▼

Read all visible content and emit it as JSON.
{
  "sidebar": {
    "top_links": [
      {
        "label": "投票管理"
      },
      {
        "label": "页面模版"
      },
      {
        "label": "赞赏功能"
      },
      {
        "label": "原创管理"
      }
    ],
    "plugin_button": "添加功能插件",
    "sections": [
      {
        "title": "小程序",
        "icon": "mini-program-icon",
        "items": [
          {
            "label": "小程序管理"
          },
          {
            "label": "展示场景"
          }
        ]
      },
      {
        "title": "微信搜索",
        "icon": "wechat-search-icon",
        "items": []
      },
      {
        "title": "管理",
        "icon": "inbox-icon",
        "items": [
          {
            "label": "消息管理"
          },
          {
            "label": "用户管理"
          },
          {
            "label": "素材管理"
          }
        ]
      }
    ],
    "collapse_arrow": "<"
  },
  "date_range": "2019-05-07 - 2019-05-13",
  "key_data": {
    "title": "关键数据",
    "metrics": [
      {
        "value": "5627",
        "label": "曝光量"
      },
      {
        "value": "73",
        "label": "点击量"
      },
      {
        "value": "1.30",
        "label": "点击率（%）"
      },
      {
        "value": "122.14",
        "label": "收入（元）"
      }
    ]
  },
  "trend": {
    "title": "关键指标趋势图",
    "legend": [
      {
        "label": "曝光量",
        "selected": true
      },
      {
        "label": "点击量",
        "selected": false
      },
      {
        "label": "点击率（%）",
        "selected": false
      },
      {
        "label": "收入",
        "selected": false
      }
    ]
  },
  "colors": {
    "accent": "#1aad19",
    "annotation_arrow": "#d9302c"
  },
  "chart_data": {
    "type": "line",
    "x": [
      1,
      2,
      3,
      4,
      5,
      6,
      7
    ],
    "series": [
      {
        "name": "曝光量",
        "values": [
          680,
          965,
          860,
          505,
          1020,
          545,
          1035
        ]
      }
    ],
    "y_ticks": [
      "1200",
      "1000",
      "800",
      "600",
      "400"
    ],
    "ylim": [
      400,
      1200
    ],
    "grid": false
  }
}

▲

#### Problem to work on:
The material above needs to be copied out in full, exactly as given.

#### Answer to this task:
Read all visible content and emit it as JSON.
{
  "sidebar": {
    "top_links": [
      {
        "label": "投票管理"
      },
      {
        "label": "页面模版"
      },
      {
        "label": "赞赏功能"
      },
      {
        "label": "原创管理"
      }
    ],
    "plugin_button": "添加功能插件",
    "sections": [
      {
        "title": "小程序",
        "icon": "mini-program-icon",
        "items": [
          {
            "label": "小程序管理"
          },
          {
            "label": "展示场景"
          }
        ]
      },
      {
        "title": "微信搜索",
        "icon": "wechat-search-icon",
        "items": []
      },
      {
        "title": "管理",
        "icon": "inbox-icon",
        "items": [
          {
            "label": "消息管理"
          },
          {
            "label": "用户管理"
          },
          {
            "label": "素材管理"
          }
        ]
      }
    ],
    "collapse_arrow": "<"
  },
  "date_range": "2019-05-07 - 2019-05-13",
  "key_data": {
    "title": "关键数据",
    "metrics": [
      {
        "value": "5627",
        "label": "曝光量"
      },
      {
        "value": "73",
        "label": "点击量"
      },
      {
        "value": "1.30",
        "label": "点击率（%）"
      },
      {
        "value": "122.14",
        "label": "收入（元）"
      }
    ]
  },
  "trend": {
    "title": "关键指标趋势图",
    "legend": [
      {
        "label": "曝光量",
        "selected": true
      },
      {
        "label": "点击量",
        "selected": false
      },
      {
        "label": "点击率（%）",
        "selected": false
      },
      {
        "label": "收入",
        "selected": false
      }
    ]
  },
  "colors": {
    "accent": "#1aad19",
    "annotation_arrow": "#d9302c"
  },
  "chart_data": {
    "type": "line",
    "x": [
      1,
      2,
      3,
      4,
      5,
      6,
      7
    ],
    "series": [
      {
        "name": "曝光量",
        "values": [
          680,
          965,
          860,
          505,
          1020,
          545,
          1035
        ]
      }
    ],
    "y_ticks": [
      "1200",
      "1000",
      "800",
      "600",
      "400"
    ],
    "ylim": [
      400,
      1200
    ],
    "grid": false
  }
}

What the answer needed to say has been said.